Oceana has in­di­cated ba­sic head­line earn­ings for the six months ended March will in­crease by 55%-65% to be­tween 300c and 320c/share.

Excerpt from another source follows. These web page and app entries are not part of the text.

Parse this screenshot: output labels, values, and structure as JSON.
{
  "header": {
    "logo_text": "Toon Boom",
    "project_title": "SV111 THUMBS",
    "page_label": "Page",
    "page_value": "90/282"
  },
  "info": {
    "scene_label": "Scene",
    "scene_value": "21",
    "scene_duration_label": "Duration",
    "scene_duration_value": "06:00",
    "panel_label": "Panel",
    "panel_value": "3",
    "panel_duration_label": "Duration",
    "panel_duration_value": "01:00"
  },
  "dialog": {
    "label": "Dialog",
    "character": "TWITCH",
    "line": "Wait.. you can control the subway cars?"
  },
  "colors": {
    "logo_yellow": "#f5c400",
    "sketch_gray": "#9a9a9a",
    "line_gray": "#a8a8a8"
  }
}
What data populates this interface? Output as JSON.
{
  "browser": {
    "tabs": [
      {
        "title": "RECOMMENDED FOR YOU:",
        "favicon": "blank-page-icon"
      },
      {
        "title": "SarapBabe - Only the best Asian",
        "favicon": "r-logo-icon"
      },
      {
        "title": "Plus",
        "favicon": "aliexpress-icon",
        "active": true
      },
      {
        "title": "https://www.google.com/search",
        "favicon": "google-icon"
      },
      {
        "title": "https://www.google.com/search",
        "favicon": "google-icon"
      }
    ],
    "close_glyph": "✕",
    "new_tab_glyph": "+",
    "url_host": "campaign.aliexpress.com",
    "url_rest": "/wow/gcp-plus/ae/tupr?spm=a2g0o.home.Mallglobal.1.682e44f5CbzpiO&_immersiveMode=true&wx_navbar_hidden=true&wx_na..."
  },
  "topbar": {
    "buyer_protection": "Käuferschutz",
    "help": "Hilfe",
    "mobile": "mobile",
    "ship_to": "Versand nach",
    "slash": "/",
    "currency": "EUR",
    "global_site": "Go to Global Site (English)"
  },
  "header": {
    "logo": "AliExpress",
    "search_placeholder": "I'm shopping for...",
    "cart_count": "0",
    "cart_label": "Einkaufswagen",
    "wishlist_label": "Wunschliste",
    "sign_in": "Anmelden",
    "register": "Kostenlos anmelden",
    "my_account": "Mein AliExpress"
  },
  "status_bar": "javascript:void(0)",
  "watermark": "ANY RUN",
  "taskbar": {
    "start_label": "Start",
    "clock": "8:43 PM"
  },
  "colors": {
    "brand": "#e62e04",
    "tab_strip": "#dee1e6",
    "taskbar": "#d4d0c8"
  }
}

If we add that to the roughly 200c/share earned in the sec­ond half of the past fi­nan­cial year we can place Oceana on a for­ward earn­ings mul­ti­ple of around 16 — which is a fairly mod­est rat­ing for a busi­ness with a su­perb long-term profit track record.

Oceana in­di­cated the in­crease in in­terim earn­ings was at­trib­ut­able mainly to the re­lease of $13m de­ferred tax­a­tion in Day­brook fol­low­ing the re­duc­tion in the fed­eral cor­po­rate tax rate in the US from 35% to 21%.

Oceana said the op­er­at­ing profit be­fore as­so­ci­ate and joint ven­ture in­come and fair value ad­just­ments was ex­pected to in­crease be­tween 5% and 12%.

This in­crease, Oceana, said, was at­trib­ut­able largely to im­prove­ments in the canned fish (Lucky Star) and horse mack­erel and hake seg­ments — off­set by a de­cline in US fish­meal and fish oil earn­ings.

En­cour­ag­ingly, the solid per­for­mance of the Lucky Star canned fish seg­ment was driven by in­creased sales vol­umes and im­proved mar­gins ow­ing to lower raw ma­te­rial and lo­gis­tics costs.

Horse mack­erel and hake earn­ings ben­e­fited from in­creased vol­umes due to im­proved ves­sel util­i­sa­tion and good catch rates.

The Day­brook op­er­at­ing re­sults were ham­pered by the lag ef­fect of lower pric­ing con­tracted dur­ing the lat­ter part of 2017 and lower fish oil sales vol­umes due to a re­duced oil yield in the 2017 fish­ing sea­son.

Day­brook’s per­for­mance in the sec­ond half of the fi­nan­cial year, IM sus­pects, could be more con­vinc­ing — and put to rest wor­ries that Oceana over­paid for this in­ter­na­tional niche.

IM also sus­pects the skipped fi­nal div­i­dend may in­di­cate that Oceana — which is try­ing to lessen the im­pact of the va­garies of the long-term fish­ing quota awards — is se­ri­ously on the look­out for off­shore ac­qui­si­tions and aqua­cul­ture op­por­tu­ni­ties.

In terms of aqua­cul­ture — which is not sub­ject to the same quota award sys­tem as the main­stream fish­ing sec­tor — there are plenty of op­por­tu­ni­ties for Oceana.

As re­gards fur­ther global am­bi­tions, it could be ar­gued that with for­mer CEO Kut­tel now based in the US, Oceana has a scout who is ca­pa­ble of nav­i­gat­ing in­ter­na­tional wa­ters in search of new deals.

For the in­vestor will­ing to look past a cou­ple of short­term squalls, it might be the right time to start hook­ing Oceana shares.

Newspapers in English

Newspapers from South Africa

© PressReader. All rights reserved.